Presentation on theme: "The U.S. Health Information Technology Agenda – and the Web John W. Loonsk, MD Director of Interoperability and Standards Office of the National Coordinator."— Presentation transcript:
The U.S. Health Information Technology Agenda – and the Web John W. Loonsk, MD Director of Interoperability and Standards Office of the National Coordinator for Health Information Technology May 26, 2006

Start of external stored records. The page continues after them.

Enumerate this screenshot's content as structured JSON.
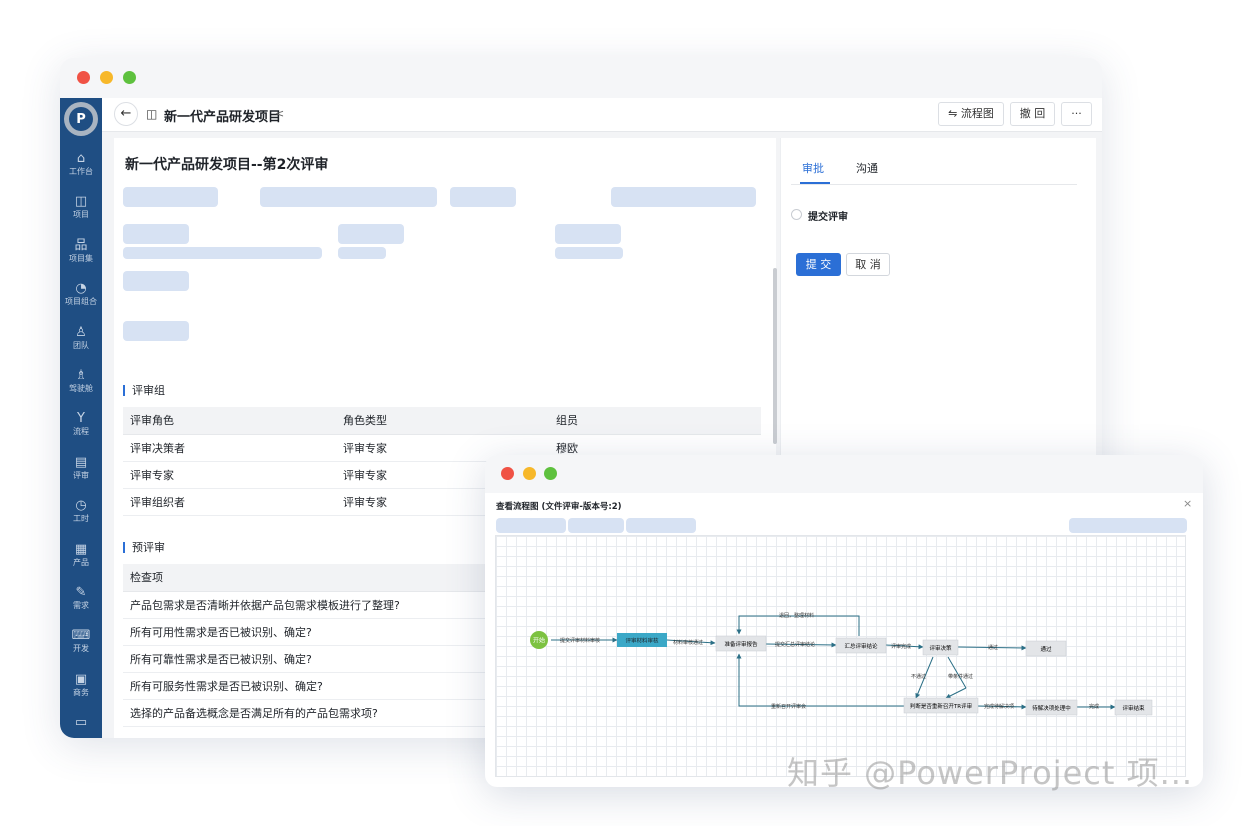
{
  "main_window": {
    "project_title": "新一代产品研发项目",
    "toolbar": {
      "flowchart_label": "流程图",
      "revoke_label": "撤 回",
      "more_label": "···"
    },
    "sidebar": {
      "items": [
        {
          "icon": "home-icon",
          "glyph": "⌂",
          "label": "工作台"
        },
        {
          "icon": "project-icon",
          "glyph": "◫",
          "label": "项目"
        },
        {
          "icon": "project-set-icon",
          "glyph": "品",
          "label": "项目集"
        },
        {
          "icon": "portfolio-icon",
          "glyph": "◔",
          "label": "项目组合"
        },
        {
          "icon": "team-icon",
          "glyph": "♙",
          "label": "团队"
        },
        {
          "icon": "cockpit-icon",
          "glyph": "♗",
          "label": "驾驶舱"
        },
        {
          "icon": "flow-icon",
          "glyph": "Y",
          "label": "流程"
        },
        {
          "icon": "review-icon",
          "glyph": "▤",
          "label": "评审"
        },
        {
          "icon": "time-icon",
          "glyph": "◷",
          "label": "工时"
        },
        {
          "icon": "product-icon",
          "glyph": "▦",
          "label": "产品"
        },
        {
          "icon": "requirement-icon",
          "glyph": "✎",
          "label": "需求"
        },
        {
          "icon": "dev-icon",
          "glyph": "⌨",
          "label": "开发"
        },
        {
          "icon": "business-icon",
          "glyph": "▣",
          "label": "商务"
        },
        {
          "icon": "more-icon",
          "glyph": "▭",
          "label": ""
        }
      ]
    },
    "content": {
      "page_title": "新一代产品研发项目--第2次评审",
      "review_group": {
        "section_title": "评审组",
        "columns": [
          "评审角色",
          "角色类型",
          "组员"
        ],
        "rows": [
          [
            "评审决策者",
            "评审专家",
            "穆欧"
          ],
          [
            "评审专家",
            "评审专家",
            ""
          ],
          [
            "评审组织者",
            "评审专家",
            ""
          ]
        ]
      },
      "pre_review": {
        "section_title": "预评审",
        "column": "检查项",
        "rows": [
          "产品包需求是否清晰并依据产品包需求模板进行了整理?",
          "所有可用性需求是否已被识别、确定?",
          "所有可靠性需求是否已被识别、确定?",
          "所有可服务性需求是否已被识别、确定?",
          "选择的产品备选概念是否满足所有的产品包需求项?"
        ]
      }
    },
    "right_panel": {
      "tabs": [
        "审批",
        "沟通"
      ],
      "active_tab": "审批",
      "radio_label": "提交评审",
      "submit_label": "提 交",
      "cancel_label": "取 消",
      "accent_color": "#2b6fd6"
    }
  },
  "flow_window": {
    "title": "查看流程图 (文件评审-版本号:2)",
    "close_label": "×",
    "nodes": {
      "start": "开始",
      "review_material": "评审材料审核",
      "prepare_report": "准备评审报告",
      "summary": "汇总评审结论",
      "decision": "评审决策",
      "pass": "通过",
      "judge": "判断是否重新召开TR评审",
      "pending": "待解决项处理中",
      "end": "评审结束"
    },
    "edge_labels": {
      "submit_material": "提交评审材料审核",
      "material_passed": "材料审核通过",
      "submit_summary": "提交汇总评审结论",
      "review_done": "评审完成",
      "passed": "通过",
      "return_material": "退回，整理材料",
      "not_passed": "不通过",
      "conditional_pass": "带条件通过",
      "resolve_done": "完成待解决项",
      "done": "完成",
      "reconvene": "重新召开评审会"
    }
  },
  "watermark": "知乎 @PowerProject 项..."
}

Critical Needs for Health IT Avoidance of medical errors –Up to 98,000 avoidable annual deaths due to medical errors Improvement of resource utilization –Up to $300B spent annually on treatments with no health yield Acceleration of knowledge diffusion –17 years for evidence to be integrated into practice Reduction of variability in healthcare delivery and access –Access to specialty care highly dependent on geography Empowerment of the consumer –Capitalize on growing consumer trend of active health management Strengthening of data privacy and protection –HIPAA becomes reality Promotion of public health and preparedness –Surveillance is fragmented, and importance to homeland security brings heightened awareness
Current HIT Landscape – Information Sharing Most practices do not have Electronic Health Records (EHRs) Where EHRs exist : –Do not exchange data electronically with each other, hospitals, labs, or pharmacies –EHR data must be input manually - impedes adoption Primary transfer of clinical information: paper mail, phone and fax –Not infrequently all approaches have to be supported by the clinician
Current HIT Landscape – Information Sharing Disincentives to exchanging data –Complex information –Unique solutions –Integration professional services –Concerns about privacy –Competition and accrual of benefits Policy issues Sociology / adoption issues Technology issues
National Health Information Technology Agenda Widespread adoption of interoperable Electronic Health Records within 10 years Medical information follows the consumer Clinicians have complete, computerized patient information Quality initiatives measure performance and drive quality-based competition Public health and bioterrorism surveillance are seamlessly integrated into care Office of the National Coordinator (ONC) for Health IT Established in response to Executive Order 13335, April 27, 2004 to advance this vision.
Standards Harmonization Compliance Certification Nationwide Health Information Network Privacy / Security Health IT Adoption Infrastructure Industry Transformation Health Information Technology Deployment Technology Industry Consumer Value BiosurveillanceConsumer Empowerment Chronic CareElectronic Health Records Breakthroughs Health Care Industry Coordination of Policies, Standards, Architecture, Resources, and Priorities
Web Authentication and Authorization Benefits –Most highly publicized security breaches have not been based on flaws in web security Needs –Broad penetration of two factor authentication? –Support of clinical workflow –Infrastructure for federated system of role based access controls
Web Access to Distributed Clinical Care Data Benefits –Accessing distributed clinical data repositories while maintaining patient privacy –Patient look-up and data pointers –Non-integrated retrievals Needs –Integrate retrievals based on characteristics other than storage location –Chronology, content type, etc.
Web Information Retrieval and Decision Support Benefits –Boon to consumers and providers –Major force in the educated healthcare consumer –Increasingly dominant in provider education and research Needs –Contextualized information delivery With Personal Health Records - prevention In point of care provider workflow –Context in content vs. traditional decision support Not complex processing Not from idealized information model